Jones’ closing set on Friday was a crowd-pleaser, the star backing her unmistakable voice on piano primarily (though she switched to electric guitar for one tune) through songs including “Something Is Calling You” (which she described as a Jesse Harris piece that was left off her 2002 debut album Come Away With Me but that she likes so much she keeps playing it in concert), “Say No More,” and “To Live.” Whether she got around to any of the Harris pieces that did make it onto her breakout album is known only by those willing to stick around for the whole set and risk getting caught in traffic afterward.
Saturday, too, was full of highlights. Melanie Charles and Jazzmeia Horn opened the Quad and Fort stages, respectively, and trumpeter Giveton Gelin (a recent ASCAP Foundation Herb Alpert Young Jazz Composer Award winner) went on just past noon on the Harbor Stage.
Makaya McCraven led a stellar ensemble—himself on drums, Brandee Younger on harp, Joel Ross on vibraphone, Marquis Hill on trumpet, Greg Ward on sax, Matt Gold on guitar, and Junius Paul on bass—through a brilliant Fort Stage set comprising music from his recent remix of classics from the Blue Note vault, Deciphering the Message (the one he named from the stage was Hank Mobley’s “A Slice from the Top”), and two extended pieces from his forthcoming album In These Times, due out in late September.
Sons of Kemet followed McCraven onto the Fort Stage and delivered a ferocious program, with Theon Cross dancing onstage every moment that he wasn’t blowing his tuba. Kemet leader Shabaka Hutchings later sat in on clarinet for one piece with Esperanza Spalding and her keyboard accompanist Leo Genovese. Spalding’s set skewed more avant-garde than most of the Fort Stage fare, as she played upright bass and made several passes at wordlessly singing along to the tricky melody of Genovese’s “A Minor Complex,” from his 2013 album Seeds. For the most part, it came across as an unusually casual master class in creativity, which Spalding’s star power and ebullient personality managed to make palatable to the audience. She and Genovese did include at least one more pop-oriented piece, “Cinnamon Tree,” from Spalding’s 2012 album Radio Music Society.
The Fort sets on either side of Spalding’s featured guitarist Cory Wong, both his own and that of the day’s final act, Fearless Flyers—whose ranks also included Nate Smith on drums. There was excellent music to be found on the smaller stages as well. Around the corner from Spalding’s performance, her onetime employer and Berklee College of Music professor Joe Lovano led his Trio Tapestry unit with pianist Marilyn Crispell and drummer Carmen Castaldi in a contemplative set at the Harbor Stage. Earlier standouts there included the heralded young vocalist Samara Joy and pianist Sullivan Fortner.

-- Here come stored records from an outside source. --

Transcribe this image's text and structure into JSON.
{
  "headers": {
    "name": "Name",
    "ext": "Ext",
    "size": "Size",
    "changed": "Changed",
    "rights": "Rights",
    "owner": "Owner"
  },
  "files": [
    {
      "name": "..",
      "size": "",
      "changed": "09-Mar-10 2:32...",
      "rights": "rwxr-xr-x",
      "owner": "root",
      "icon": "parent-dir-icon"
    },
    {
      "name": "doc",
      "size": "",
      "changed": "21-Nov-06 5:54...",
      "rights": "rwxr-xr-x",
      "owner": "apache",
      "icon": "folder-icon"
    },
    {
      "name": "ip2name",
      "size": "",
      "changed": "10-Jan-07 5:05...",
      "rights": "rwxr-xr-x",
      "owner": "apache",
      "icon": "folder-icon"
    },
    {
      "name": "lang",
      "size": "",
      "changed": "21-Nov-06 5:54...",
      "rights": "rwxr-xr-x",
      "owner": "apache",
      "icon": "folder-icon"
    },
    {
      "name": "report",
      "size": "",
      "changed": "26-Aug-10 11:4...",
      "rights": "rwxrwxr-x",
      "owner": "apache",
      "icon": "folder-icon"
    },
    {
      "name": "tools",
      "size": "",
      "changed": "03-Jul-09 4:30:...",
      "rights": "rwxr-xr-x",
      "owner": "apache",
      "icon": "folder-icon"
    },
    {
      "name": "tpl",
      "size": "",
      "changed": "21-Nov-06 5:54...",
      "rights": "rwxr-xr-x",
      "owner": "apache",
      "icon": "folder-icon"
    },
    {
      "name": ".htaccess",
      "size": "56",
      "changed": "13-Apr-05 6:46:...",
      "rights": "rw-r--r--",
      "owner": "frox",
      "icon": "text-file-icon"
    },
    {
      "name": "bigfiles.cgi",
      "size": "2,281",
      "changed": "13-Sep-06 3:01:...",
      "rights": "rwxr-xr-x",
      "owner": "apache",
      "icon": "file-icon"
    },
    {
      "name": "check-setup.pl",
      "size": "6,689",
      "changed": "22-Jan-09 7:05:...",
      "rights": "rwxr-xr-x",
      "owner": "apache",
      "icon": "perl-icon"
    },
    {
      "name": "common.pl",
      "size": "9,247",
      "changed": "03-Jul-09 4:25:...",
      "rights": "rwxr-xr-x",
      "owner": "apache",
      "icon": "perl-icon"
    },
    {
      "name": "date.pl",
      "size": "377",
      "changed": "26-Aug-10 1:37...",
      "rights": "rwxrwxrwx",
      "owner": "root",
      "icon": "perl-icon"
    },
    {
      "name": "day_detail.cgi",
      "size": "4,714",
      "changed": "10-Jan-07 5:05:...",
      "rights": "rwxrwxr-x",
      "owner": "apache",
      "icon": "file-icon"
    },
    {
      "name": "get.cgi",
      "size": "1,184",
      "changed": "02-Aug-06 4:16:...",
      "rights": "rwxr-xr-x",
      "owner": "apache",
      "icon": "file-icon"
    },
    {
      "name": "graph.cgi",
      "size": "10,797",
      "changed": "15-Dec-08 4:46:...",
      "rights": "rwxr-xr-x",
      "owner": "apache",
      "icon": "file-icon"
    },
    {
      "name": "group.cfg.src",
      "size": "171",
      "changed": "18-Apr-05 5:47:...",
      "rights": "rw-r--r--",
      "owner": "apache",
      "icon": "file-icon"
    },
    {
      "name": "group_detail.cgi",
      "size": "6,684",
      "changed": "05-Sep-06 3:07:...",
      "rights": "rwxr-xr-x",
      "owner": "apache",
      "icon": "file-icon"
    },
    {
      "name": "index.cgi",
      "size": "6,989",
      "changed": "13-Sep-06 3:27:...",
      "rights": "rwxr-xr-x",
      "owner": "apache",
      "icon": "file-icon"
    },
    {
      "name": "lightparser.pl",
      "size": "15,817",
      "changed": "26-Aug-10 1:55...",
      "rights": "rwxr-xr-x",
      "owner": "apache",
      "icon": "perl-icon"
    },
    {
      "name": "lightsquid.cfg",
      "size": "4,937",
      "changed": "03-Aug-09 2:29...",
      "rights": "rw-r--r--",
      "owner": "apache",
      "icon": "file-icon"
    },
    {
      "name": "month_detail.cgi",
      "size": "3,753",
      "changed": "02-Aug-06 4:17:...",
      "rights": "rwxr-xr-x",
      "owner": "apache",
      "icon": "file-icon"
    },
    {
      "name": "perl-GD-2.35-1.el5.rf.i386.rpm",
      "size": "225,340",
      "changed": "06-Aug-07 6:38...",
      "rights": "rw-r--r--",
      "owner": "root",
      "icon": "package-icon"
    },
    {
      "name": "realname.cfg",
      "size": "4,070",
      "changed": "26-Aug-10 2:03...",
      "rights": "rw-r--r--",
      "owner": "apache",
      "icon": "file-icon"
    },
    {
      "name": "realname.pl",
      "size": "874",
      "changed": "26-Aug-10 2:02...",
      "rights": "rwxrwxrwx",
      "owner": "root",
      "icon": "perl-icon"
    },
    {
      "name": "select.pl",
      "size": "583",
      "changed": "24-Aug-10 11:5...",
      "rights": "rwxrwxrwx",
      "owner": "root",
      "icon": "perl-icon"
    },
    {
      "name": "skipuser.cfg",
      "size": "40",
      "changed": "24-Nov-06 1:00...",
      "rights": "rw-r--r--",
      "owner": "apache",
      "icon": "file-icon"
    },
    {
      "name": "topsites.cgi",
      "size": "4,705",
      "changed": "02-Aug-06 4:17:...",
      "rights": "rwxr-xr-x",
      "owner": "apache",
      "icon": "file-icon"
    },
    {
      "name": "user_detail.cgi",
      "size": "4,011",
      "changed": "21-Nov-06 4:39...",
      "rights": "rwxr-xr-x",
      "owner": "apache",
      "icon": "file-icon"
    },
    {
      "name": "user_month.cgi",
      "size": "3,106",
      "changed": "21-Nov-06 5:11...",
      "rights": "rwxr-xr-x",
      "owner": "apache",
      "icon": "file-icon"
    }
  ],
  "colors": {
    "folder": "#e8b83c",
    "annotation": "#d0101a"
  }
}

Fortner also was in the band backing Cécile McLorin Salvant for her enthralling Quad Stage set. She was preceded there by a rare performance of the Maria Schneider Orchestra. McBride, in introducing her, called Schneider “a natural treasure,” and she and the orchestra went on to prove it. Her set began with a piece from her debut album of 30 years ago, Evanescence, followed by two others from her most recent one, Data Lords: the dystopian title track and “Sputnik.” Schneider wryly observed that these days it’s corporations, rather than countries, that are competing to colonize outer space.

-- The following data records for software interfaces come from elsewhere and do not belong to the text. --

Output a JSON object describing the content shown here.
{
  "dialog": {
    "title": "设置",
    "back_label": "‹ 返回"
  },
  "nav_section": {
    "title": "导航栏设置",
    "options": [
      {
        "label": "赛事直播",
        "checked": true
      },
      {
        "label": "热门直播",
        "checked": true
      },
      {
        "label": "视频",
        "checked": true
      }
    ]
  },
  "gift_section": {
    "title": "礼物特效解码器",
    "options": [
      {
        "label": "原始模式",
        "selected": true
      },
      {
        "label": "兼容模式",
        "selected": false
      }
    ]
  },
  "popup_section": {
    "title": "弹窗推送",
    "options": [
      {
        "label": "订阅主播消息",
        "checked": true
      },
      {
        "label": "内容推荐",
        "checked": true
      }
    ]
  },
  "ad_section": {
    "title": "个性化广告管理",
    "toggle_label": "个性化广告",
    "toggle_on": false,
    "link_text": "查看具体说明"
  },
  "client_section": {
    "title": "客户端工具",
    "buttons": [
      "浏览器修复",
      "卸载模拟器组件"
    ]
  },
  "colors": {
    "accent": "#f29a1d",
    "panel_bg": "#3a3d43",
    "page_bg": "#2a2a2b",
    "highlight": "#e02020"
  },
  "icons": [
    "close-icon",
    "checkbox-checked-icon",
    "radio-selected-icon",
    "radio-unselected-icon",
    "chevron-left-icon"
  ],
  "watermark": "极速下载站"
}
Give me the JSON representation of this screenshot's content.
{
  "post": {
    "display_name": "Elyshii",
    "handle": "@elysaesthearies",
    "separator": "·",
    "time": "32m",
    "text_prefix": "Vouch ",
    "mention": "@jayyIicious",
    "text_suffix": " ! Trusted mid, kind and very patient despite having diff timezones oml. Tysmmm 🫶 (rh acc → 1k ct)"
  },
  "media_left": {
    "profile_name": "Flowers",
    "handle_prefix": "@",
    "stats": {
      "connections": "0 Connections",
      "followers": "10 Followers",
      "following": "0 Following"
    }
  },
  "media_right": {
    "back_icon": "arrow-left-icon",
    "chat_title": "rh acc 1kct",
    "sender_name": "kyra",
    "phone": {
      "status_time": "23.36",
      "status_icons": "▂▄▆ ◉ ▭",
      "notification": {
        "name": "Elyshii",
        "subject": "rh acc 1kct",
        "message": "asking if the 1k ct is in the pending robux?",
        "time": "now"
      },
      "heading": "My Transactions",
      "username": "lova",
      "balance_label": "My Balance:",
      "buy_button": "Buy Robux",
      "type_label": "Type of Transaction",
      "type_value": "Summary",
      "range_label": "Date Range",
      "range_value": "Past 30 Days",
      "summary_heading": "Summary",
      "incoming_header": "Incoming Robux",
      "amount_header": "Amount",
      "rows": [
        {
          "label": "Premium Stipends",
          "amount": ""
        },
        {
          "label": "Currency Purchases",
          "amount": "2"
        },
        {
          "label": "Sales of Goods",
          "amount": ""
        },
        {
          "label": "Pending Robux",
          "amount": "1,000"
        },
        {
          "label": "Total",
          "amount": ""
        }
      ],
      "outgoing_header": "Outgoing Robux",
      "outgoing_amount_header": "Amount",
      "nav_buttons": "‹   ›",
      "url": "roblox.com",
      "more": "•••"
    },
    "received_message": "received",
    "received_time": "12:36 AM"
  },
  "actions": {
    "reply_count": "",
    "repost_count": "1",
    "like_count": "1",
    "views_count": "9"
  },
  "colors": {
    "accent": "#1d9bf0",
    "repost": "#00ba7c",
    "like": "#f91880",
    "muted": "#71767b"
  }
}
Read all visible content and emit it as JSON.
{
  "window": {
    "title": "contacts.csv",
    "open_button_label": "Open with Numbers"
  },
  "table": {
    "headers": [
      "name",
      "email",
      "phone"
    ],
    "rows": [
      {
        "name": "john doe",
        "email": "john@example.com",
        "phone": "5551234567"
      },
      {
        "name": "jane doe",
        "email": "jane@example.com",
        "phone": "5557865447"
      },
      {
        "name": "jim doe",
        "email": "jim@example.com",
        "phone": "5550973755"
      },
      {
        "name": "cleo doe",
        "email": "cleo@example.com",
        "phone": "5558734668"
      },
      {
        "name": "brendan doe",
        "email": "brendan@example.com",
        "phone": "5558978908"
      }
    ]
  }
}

Yussef Dayes substituted for the Jack DeJohnette Quartet set scheduled for the Quad Stage, leading to speculation in the press tent about whether DeJohnette or someone in his band had tested positive for COVID. Similarly, a Saturday tweet by Vijay Iyer announcing that “circumstances [being] what they are in 2022,” Tyshawn Sorey would be replaced on drums at Iyer’s trio set on Sunday by Jeremy Dutton seemed to insinuate that the coronavirus was involved.

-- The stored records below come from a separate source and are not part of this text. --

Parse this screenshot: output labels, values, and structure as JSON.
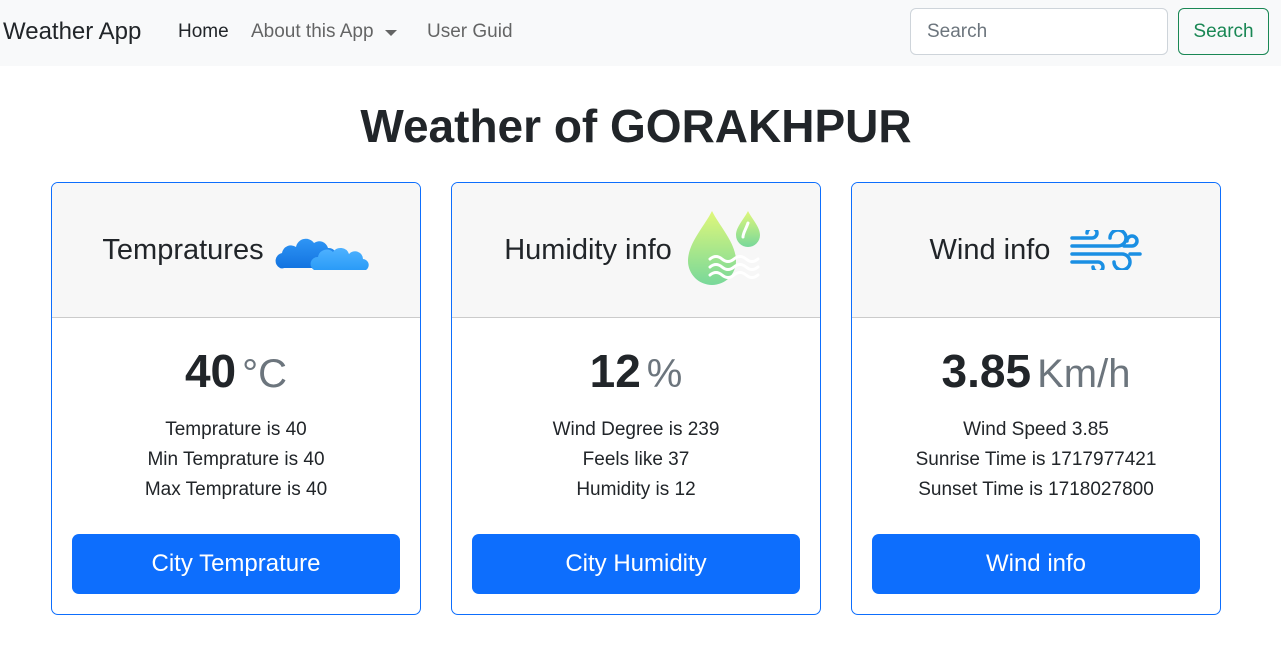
{
  "navbar": {
    "brand": "Weather App",
    "links": [
      {
        "label": "Home"
      },
      {
        "label": "About this App"
      },
      {
        "label": "User Guid"
      }
    ],
    "search": {
      "placeholder": "Search",
      "value": "",
      "button_label": "Search"
    }
  },
  "title": "Weather of GORAKHPUR",
  "cards": [
    {
      "header": "Tempratures",
      "icon": "cloud-icon",
      "value": "40",
      "unit": "°C",
      "details": [
        "Temprature is 40",
        "Min Temprature is 40",
        "Max Temprature is 40"
      ],
      "button_label": "City Temprature"
    },
    {
      "header": "Humidity info",
      "icon": "water-drops-icon",
      "value": "12",
      "unit": "%",
      "details": [
        "Wind Degree is 239",
        "Feels like 37",
        "Humidity is 12"
      ],
      "button_label": "City Humidity"
    },
    {
      "header": "Wind info",
      "icon": "wind-icon",
      "value": "3.85",
      "unit": "Km/h",
      "details": [
        "Wind Speed 3.85",
        "Sunrise Time is 1717977421",
        "Sunset Time is 1718027800"
      ],
      "button_label": "Wind info"
    }
  ],
  "colors": {
    "primary": "#0d6efd",
    "success": "#198754",
    "navbar_bg": "#f8f9fa"
  }
}
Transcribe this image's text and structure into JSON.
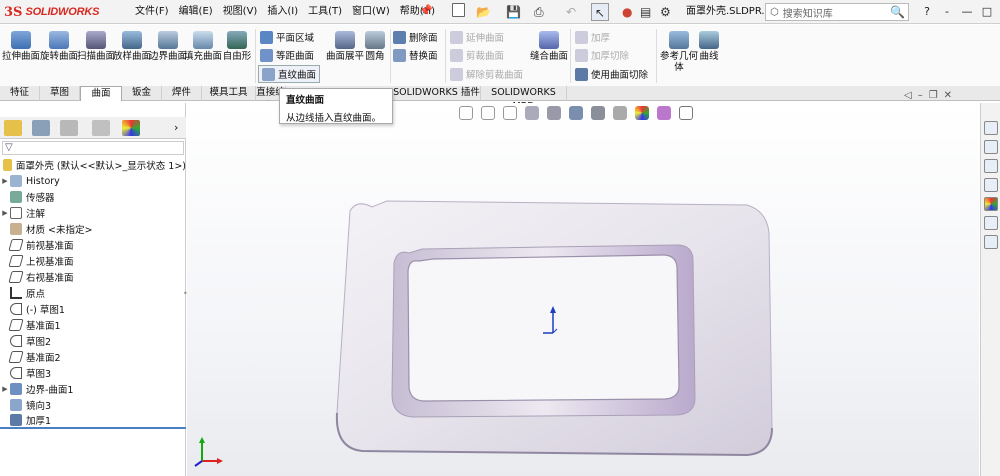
{
  "app": {
    "logo_mark": "3S",
    "logo_text": "SOLIDWORKS",
    "doc_title": "面罩外壳.SLDPR..."
  },
  "menu": [
    "文件(F)",
    "编辑(E)",
    "视图(V)",
    "插入(I)",
    "工具(T)",
    "窗口(W)",
    "帮助(H)"
  ],
  "search": {
    "placeholder": "搜索知识库"
  },
  "window_controls": [
    "?",
    "-",
    "—",
    "□",
    "✕"
  ],
  "ribbon": {
    "large": [
      "拉伸曲面",
      "旋转曲面",
      "扫描曲面",
      "放样曲面",
      "边界曲面",
      "填充曲面",
      "自由形"
    ],
    "group1": [
      "平面区域",
      "等距曲面",
      "直纹曲面"
    ],
    "expand": "曲面展平",
    "round": "圆角",
    "group2": [
      "删除面",
      "替换面"
    ],
    "group3": [
      "延伸曲面",
      "剪裁曲面",
      "解除剪裁曲面"
    ],
    "knit": "缝合曲面",
    "group4": [
      "加厚",
      "加厚切除",
      "使用曲面切除"
    ],
    "refgeom": "参考几何体",
    "curves": "曲线"
  },
  "tabs": [
    "特征",
    "草图",
    "曲面",
    "钣金",
    "焊件",
    "模具工具",
    "直接编辑",
    "评估",
    "DimXpert",
    "SOLIDWORKS 插件",
    "SOLIDWORKS MBD"
  ],
  "active_tab": "曲面",
  "tooltip": {
    "title": "直纹曲面",
    "desc": "从边线插入直纹曲面。"
  },
  "tree": {
    "root": "面罩外壳 (默认<<默认>_显示状态 1>)",
    "items": [
      {
        "label": "History",
        "expand": true
      },
      {
        "label": "传感器",
        "expand": false
      },
      {
        "label": "注解",
        "expand": true
      },
      {
        "label": "材质 <未指定>",
        "expand": false
      },
      {
        "label": "前视基准面",
        "expand": false
      },
      {
        "label": "上视基准面",
        "expand": false
      },
      {
        "label": "右视基准面",
        "expand": false
      },
      {
        "label": "原点",
        "expand": false
      },
      {
        "label": "(-) 草图1",
        "expand": false
      },
      {
        "label": "基准面1",
        "expand": false
      },
      {
        "label": "草图2",
        "expand": false
      },
      {
        "label": "基准面2",
        "expand": false
      },
      {
        "label": "草图3",
        "expand": false
      },
      {
        "label": "边界-曲面1",
        "expand": true
      },
      {
        "label": "镜向3",
        "expand": false
      },
      {
        "label": "加厚1",
        "expand": false
      }
    ]
  },
  "colors": {
    "brand": "#d8281f",
    "model": "#ece9f0"
  }
}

Iyer’s trio, also featuring Linda May Han Oh on bass, nonetheless played a strong Harbor Stage set on Sunday, as did both Melissa Aldana’s group and the Emmet Cohen Trio. At the Quad Stage, rising British sax star Nubya Garcia made her Newport debut; bassist Daniel Casimir and drummer Sam Jones from her debut album Source backed her up, with Greg Spero subbing admirably for Joe Armon-Jones on keyboards. They played a mix of songs from the album and new material, Garcia chatting up the appreciative audience between tunes and dancing during bandmates’ solos.
The Ron Carter Quartet was a half-hour late opening the Fort Stage that morning, leading to a shortened performance. Likewise, the group billed as Jazz Is Dead—which included Gary Bartz—was still fumbling through its Quad Stage soundcheck 20 minutes past its posted start time, presumably causing that set to be truncated as well.
Some of us gave up waiting to find out when Bartz and JID would start and scurried to the Fort Stage to catch Jason Moran & the Bandwagon instead. That proved a good choice, as the Moran set proved to be a high point of the festival. He, bassist Tarus Mateen, and drummer Nasheet Waits roared through some of their own material and covers of Geri Allen (“Feed the Fire”), Wes Montgomery (“Four on Six”), Fats Waller (“Sheik of Araby”), and Thelonious Monk (“Thelonious”). “For us it’s all a family,” Moran told the audience during a break. Later came several pieces by James Reese Europe, described by Moran as “the big bang of everything that’s happening here.” He went on to sketch out for the audience why Europe is of such critical importance to both the music and civil rights. He added that the trio, now entering its third decade together, will be recording an album of Europe’s music next month for release in 2023.
Moran ended his set by leading the audience in a sing-along. That sort of interaction was prominent with the other Fort Stage groups that day as well, with the Soul Rebels, Digable Planets, and Angélique Kidjo in particular getting the crowd up and dancing.
But the biggest crowd-pleaser of all was the closing tribute to Wein, the festival’s longtime driving force. The set featured both previously announced and surprise all-stars. It began with a jam featuring Randy Brecker and Jon Faddis on trumpet, Lew Tabackin on tenor sax, Anat Cohen on clarinet, Christian Sands on piano, McBride on bass, and Lewis Nash on drums.
Cécile McLorin Salvant emerged from the wings afterward to sing a number, with Jay Leonhart now on bass. Piano virtuoso Hiromi came out to play a dazzling solo piece, mugging at the audience occasionally while blazing through phenomenally difficult passages. She and Faddis then played a gorgeous “Over the Rainbow” together. Trombone Shorty sang and played “On the Sunny Side of the Street” and “St. James Infirmary,” the former blowing trumpet rather than his namesake instrument. Cohen came out afterward for a version of “Jitterbug Waltz.”
Wein, who had championed these artists (and these songs) through the years, would have loved all of it.